This appears to be an issue with how SQL Server calculates modulus with negative numbers.
You'll notice that if you pull out your scientific calculator (I'm using the Windows built-in
calc.exe in scientific mode), and do the math for a positive quotient and negative quotient, you'll get the 113.nnn and 246.nnn numbers:
If we break down the modulus math and do it "the long way" then we can see what SQL Server is doing:
DECLARE @dividend numeric(30,15) = -34086.1576962834;
DECLARE @divisor numeric(30,15) = 360.0;
SELECT QuotientFloor = FLOOR(@dividend / @divisor),
QuotientCeiling = CEILING(@dividend / @divisor),
Remainder = @dividend % @divisor,
DividendInput = @dividend,
DivisorInput = @divisor,
QuotientFloorPlusMod = ( FLOOR(@dividend / @divisor) * @divisor ) + (@dividend % @divisor),
QuotientCeilingPlusMod = ( CEILING(@dividend / @divisor) * @divisor ) + (@dividend % @divisor);

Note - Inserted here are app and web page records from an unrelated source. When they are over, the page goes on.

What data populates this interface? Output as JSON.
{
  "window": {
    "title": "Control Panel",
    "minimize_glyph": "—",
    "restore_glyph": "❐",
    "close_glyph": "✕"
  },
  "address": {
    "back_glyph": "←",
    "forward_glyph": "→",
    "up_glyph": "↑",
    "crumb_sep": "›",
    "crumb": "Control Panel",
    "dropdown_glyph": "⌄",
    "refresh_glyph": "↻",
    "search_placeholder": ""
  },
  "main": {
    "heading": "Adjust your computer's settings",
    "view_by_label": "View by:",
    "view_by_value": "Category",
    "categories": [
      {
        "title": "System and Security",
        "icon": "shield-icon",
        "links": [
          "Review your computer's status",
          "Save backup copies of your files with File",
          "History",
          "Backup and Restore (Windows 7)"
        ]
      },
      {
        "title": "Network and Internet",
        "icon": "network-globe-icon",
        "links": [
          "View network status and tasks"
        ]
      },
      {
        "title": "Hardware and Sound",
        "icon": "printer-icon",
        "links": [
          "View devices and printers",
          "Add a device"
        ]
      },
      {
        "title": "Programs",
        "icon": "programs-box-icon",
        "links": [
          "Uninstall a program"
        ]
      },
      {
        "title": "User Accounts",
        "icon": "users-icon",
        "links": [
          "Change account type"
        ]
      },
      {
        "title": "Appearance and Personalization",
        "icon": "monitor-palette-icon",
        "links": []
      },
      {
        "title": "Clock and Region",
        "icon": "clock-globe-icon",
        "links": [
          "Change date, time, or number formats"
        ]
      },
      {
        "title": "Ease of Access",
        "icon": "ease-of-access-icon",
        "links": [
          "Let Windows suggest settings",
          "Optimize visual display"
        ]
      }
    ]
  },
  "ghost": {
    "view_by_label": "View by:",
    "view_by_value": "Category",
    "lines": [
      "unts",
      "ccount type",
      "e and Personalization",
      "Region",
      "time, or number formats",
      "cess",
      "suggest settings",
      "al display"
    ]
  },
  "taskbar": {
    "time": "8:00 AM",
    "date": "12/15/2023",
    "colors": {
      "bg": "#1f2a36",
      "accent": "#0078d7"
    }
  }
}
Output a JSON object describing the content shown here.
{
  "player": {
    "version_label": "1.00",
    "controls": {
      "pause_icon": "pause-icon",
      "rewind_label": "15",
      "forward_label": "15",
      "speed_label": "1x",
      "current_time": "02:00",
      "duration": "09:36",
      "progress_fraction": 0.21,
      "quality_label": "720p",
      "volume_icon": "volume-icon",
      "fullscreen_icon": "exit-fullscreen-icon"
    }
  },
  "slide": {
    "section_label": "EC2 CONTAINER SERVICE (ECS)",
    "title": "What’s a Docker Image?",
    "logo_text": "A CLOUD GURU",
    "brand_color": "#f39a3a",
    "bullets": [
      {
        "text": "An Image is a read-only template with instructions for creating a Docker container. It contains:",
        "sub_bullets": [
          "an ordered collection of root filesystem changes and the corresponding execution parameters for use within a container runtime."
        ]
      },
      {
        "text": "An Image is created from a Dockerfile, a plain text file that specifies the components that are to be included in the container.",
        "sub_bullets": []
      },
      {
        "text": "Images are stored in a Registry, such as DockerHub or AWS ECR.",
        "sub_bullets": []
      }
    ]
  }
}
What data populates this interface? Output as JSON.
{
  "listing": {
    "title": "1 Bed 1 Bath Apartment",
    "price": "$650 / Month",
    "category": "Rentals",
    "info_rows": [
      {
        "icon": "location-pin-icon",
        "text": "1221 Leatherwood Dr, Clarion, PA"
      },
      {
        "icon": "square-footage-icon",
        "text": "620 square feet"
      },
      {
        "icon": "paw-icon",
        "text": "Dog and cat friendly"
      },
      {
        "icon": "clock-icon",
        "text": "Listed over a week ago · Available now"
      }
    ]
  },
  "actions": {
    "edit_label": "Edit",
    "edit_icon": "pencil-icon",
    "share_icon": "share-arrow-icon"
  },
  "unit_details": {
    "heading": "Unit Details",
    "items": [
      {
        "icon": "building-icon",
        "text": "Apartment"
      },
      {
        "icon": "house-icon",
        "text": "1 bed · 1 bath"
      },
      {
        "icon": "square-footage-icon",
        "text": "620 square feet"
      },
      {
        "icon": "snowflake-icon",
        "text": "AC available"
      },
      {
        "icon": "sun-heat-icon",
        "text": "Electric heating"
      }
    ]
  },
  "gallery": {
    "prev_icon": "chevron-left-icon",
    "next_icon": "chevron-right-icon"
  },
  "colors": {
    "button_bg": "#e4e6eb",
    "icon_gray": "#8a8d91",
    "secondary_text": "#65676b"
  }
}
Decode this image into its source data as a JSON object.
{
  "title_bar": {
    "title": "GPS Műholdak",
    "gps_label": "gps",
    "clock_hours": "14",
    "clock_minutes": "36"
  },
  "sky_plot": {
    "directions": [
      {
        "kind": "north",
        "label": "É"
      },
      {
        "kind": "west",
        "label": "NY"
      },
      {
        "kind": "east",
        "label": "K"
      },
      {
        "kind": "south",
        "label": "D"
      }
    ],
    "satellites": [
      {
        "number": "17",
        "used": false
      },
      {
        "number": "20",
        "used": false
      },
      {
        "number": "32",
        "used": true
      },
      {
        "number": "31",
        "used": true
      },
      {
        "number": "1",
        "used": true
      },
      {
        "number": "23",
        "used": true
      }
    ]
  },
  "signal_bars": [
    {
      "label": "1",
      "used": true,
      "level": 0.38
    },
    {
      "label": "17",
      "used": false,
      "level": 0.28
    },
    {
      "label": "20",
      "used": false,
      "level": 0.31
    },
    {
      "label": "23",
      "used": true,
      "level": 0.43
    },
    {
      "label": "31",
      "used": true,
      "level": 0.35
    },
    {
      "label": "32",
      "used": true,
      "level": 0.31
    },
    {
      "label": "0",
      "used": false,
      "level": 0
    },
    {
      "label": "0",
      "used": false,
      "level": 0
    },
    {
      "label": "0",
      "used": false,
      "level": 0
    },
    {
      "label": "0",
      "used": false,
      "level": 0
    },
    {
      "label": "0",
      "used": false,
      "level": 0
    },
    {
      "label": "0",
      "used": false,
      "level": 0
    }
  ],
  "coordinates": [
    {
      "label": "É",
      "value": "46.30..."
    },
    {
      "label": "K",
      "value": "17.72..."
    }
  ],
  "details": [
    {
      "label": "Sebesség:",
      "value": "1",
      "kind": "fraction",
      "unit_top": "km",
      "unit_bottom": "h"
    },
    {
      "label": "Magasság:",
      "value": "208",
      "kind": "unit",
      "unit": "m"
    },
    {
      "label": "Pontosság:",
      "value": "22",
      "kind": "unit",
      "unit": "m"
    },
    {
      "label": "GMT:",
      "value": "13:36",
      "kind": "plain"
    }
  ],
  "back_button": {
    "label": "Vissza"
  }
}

IMHO, this is a bug
SQL Server is always doing a
FLOOR to compute the quotient, rather than always rounding towards zero. In my opinion, this is a bug, as the rules of math tell us we should round towards zero, rather than rounding down.
The Wikipedia article on "Modulo operation" shows that there are different interpretations of what "modulo" means, particularly when moving to real numbers--even though natural numbers have a more universally understood definition of modulus.
According to the above-linked Wikipedia article the ISO SQL Standard calls for the "truncated division" formula:
Many implementations use truncated division, for which the quotient is defined by
where  is the integral part function (rounding toward zero), i.e. the truncation to zero significant digits. Thus according to equation (1), the remainder has the same sign as the dividend:
Note, that this calls for rounding toward zero. This is the behavior that most folks expect, because rounding towards zero feels "natural" to many folks when rounding.
Instead, SQL Server uses the "floored division" method:
Donald Knuth promotes floored division, for which the quotient is defined by
where ⌊⌋ is the floor function (rounding down). Thus according to equation (1), the remainder has the same sign as the divisor:
Note, that this calls for rounding down.
Microsoft probably won't change the behavior
SQL Server has had this behavior for so long, I wouldn't expect SQL Server to change it's implementation to use the "truncated division" formula that is called for by the ISO SQL standard for both
mod(). Changing this functionality now would result in years of code that depends on the existing behavior to break.
Instead, I would expect Microsoft to clearly document the existing functionality to make it clear which method they are using for computing modulus. If we are lucky, they may introduce a new syntax that performs modulus using the other method as well, so that folks can select the appropriate behavior for their need.